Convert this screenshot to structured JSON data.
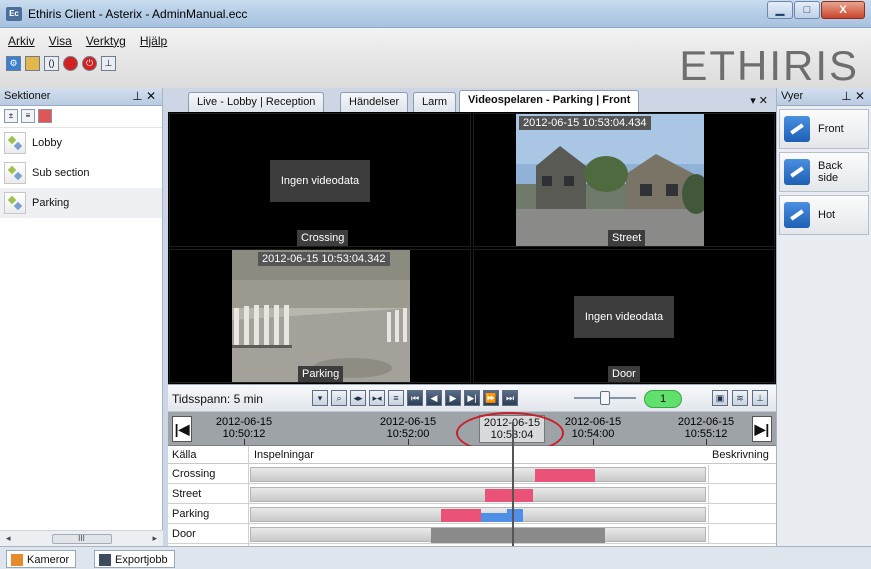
{
  "window": {
    "title": "Ethiris Client - Asterix - AdminManual.ecc",
    "icon_text": "Ec",
    "minimize": "▁",
    "maximize": "□",
    "close": "X"
  },
  "menu": [
    "Arkiv",
    "Visa",
    "Verktyg",
    "Hjälp"
  ],
  "brand": "ETHIRIS",
  "sections_panel": {
    "title": "Sektioner",
    "items": [
      {
        "label": "Lobby"
      },
      {
        "label": "Sub section"
      },
      {
        "label": "Parking"
      }
    ],
    "scroll_thumb": "III"
  },
  "views_panel": {
    "title": "Vyer",
    "items": [
      {
        "label": "Front"
      },
      {
        "label": "Back side"
      },
      {
        "label": "Hot"
      }
    ]
  },
  "tabs": [
    {
      "label": "Live - Lobby | Reception"
    },
    {
      "label": "Händelser"
    },
    {
      "label": "Larm"
    },
    {
      "label": "Videospelaren - Parking | Front"
    }
  ],
  "tab_controls": "▾  ✕",
  "video_cells": [
    {
      "camera": "Crossing",
      "no_data": "Ingen videodata"
    },
    {
      "camera": "Street",
      "timestamp": "2012-06-15 10:53:04.434"
    },
    {
      "camera": "Parking",
      "timestamp": "2012-06-15 10:53:04.342"
    },
    {
      "camera": "Door",
      "no_data": "Ingen videodata"
    }
  ],
  "controls": {
    "timespan_label": "Tidsspann: 5 min",
    "speed": "1"
  },
  "ruler": {
    "ticks": [
      {
        "date": "2012-06-15",
        "time": "10:50:12"
      },
      {
        "date": "2012-06-15",
        "time": "10:52:00"
      },
      {
        "date": "2012-06-15",
        "time": "10:54:00"
      },
      {
        "date": "2012-06-15",
        "time": "10:55:12"
      }
    ],
    "current": {
      "date": "2012-06-15",
      "time": "10:53:04"
    }
  },
  "recordings": {
    "headers": {
      "source": "Källa",
      "recordings": "Inspelningar",
      "description": "Beskrivning"
    },
    "rows": [
      {
        "source": "Crossing"
      },
      {
        "source": "Street"
      },
      {
        "source": "Parking"
      },
      {
        "source": "Door"
      }
    ]
  },
  "bottom_tabs": [
    {
      "label": "Kameror"
    },
    {
      "label": "Exportjobb"
    }
  ],
  "colors": {
    "accent": "#3c7fd0",
    "recording_event": "#ea5277",
    "recording_motion": "#4f8fe7",
    "speed_badge": "#62e06d",
    "highlight": "#c8202a"
  }
}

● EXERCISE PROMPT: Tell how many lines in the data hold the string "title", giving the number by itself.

● WRITTEN ANSWER: 3